LELAND — Northwest Lower Michigan’s national park proved a fruitful natural laboratory for an invasive species study.
Scientists recently reported pronounced reductions in both cladophora algae and quagga mussel density in Lake Michigan’s offshore waters near Sleeping Bear Dunes National Lakeshore after an underwater project by the Invasive Mussel Collaborative. An offshore fish-spawning reef was the experimental zone in Good Harbor Bay.
Scientists said they observed a 95 percent reduction in mussel density by using an inert, or dead, bacteria in a compound called Zequanox, a molluscicide designed to target zebra and quagga mussels without affecting native mussel species. The compound disrupts the invasive mussels’ ability to consume nutrients and they eventually die.

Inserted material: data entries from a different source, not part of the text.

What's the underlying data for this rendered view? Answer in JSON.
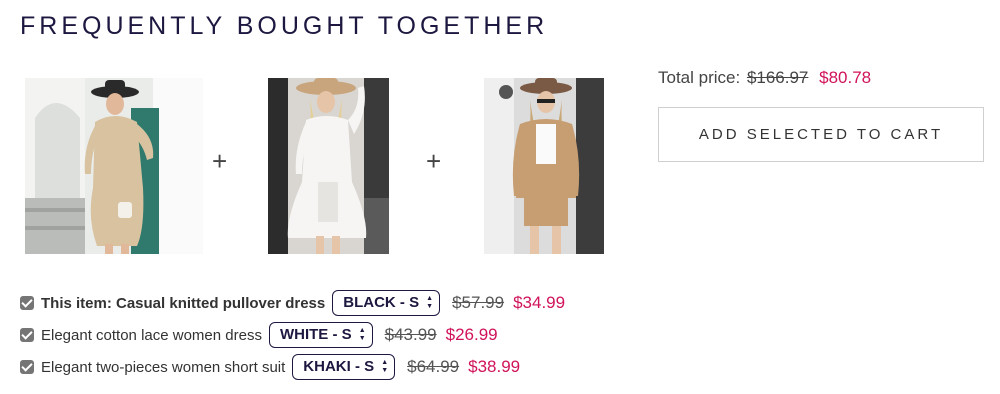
{
  "heading": "FREQUENTLY BOUGHT TOGETHER",
  "plus_symbol": "+",
  "summary": {
    "total_label": "Total price:",
    "total_old": "$166.97",
    "total_new": "$80.78",
    "add_button": "ADD SELECTED TO CART"
  },
  "items": [
    {
      "name": "This item: Casual knitted pullover dress",
      "variant": "BLACK - S",
      "old_price": "$57.99",
      "new_price": "$34.99",
      "checked": true
    },
    {
      "name": "Elegant cotton lace women dress",
      "variant": "WHITE - S",
      "old_price": "$43.99",
      "new_price": "$26.99",
      "checked": true
    },
    {
      "name": "Elegant two-pieces women short suit",
      "variant": "KHAKI - S",
      "old_price": "$64.99",
      "new_price": "$38.99",
      "checked": true
    }
  ],
  "colors": {
    "heading": "#1c1840",
    "sale": "#d0135a",
    "checkbox": "#757575"
  }
}
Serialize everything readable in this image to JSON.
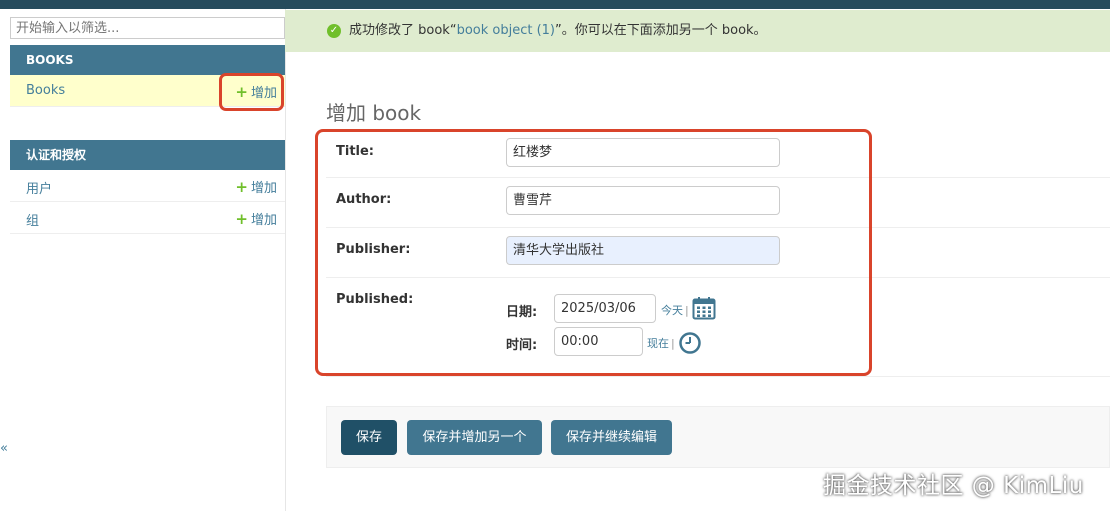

The results are heartening, officials said.
Erika Jensen, interim executive director for the Great Lakes Commission, said they were encouraged by the experimental project’s outcome and will look for “an opportunity to conduct related studies in other locations around the Great Lakes.”
The scientific goal was to find a way to better manage invasive zebra and quagga mussels that have infested Great Lakes waters, particularly in natural rocky reef habitats. The project involved divers who built underwater containment areas with poles and plastic tarps, so they could treat mussels collected on an offshore reef in Good Harbor Bay.
The collaborative will monitor the studied spot offshore from the national park to see whether the invasive mussels will recolonize, officials said.
“This project and related efforts show us that targeted mussel removal has the potential to help us restore these important coastal reefs,” said Dave Clapp, fisheries biologist for the Michigan Department of Natural Resources.
Officials said research began in the park’s offshore waters in 2016 when divers manually removed invasive mussels from a 430-square-foot zone on the same reef. Last year divers noted that area had not recolonized with mussels, but officials said the hand-removal process was far too laborious.
The Great Lakes have experienced a pervasive invasive mussel problem for the last three decades, creatures introduced through the ballast waters of ocean-faring ships. First zebra mussels had a population surge in the Great Lakes, then the quagga mussels took over when the zebra mussels diminished.
Scientists pointed to the prevalence of the invasive mussels as what fueled the growth of claudophora algae in the Great Lakes. Claudophora is the algae connected to avian botulism outbreaks that kill fish, shorebirds and also mammals that eat carrion on the beach.
The mussels also serve as abundant food sources for the invasive round goby fish, which scientists say plays a role in the avian botulism outbreaks.
“We’re concerned with understanding the cascading consequences of invasive mussels on these coastal ecosystems and food webs,” said Julie Christian, the national park’s head biologist.
A video about the research project can be viewed at the collaborative’s account at www.youtube.com online.
The Invasive Mussel Collaborative is a joint project of the Great Lakes Commission, Great Lakes Fishery Commission, National Oceanic and Atmospheric Administration and the U.S. Geological Survey.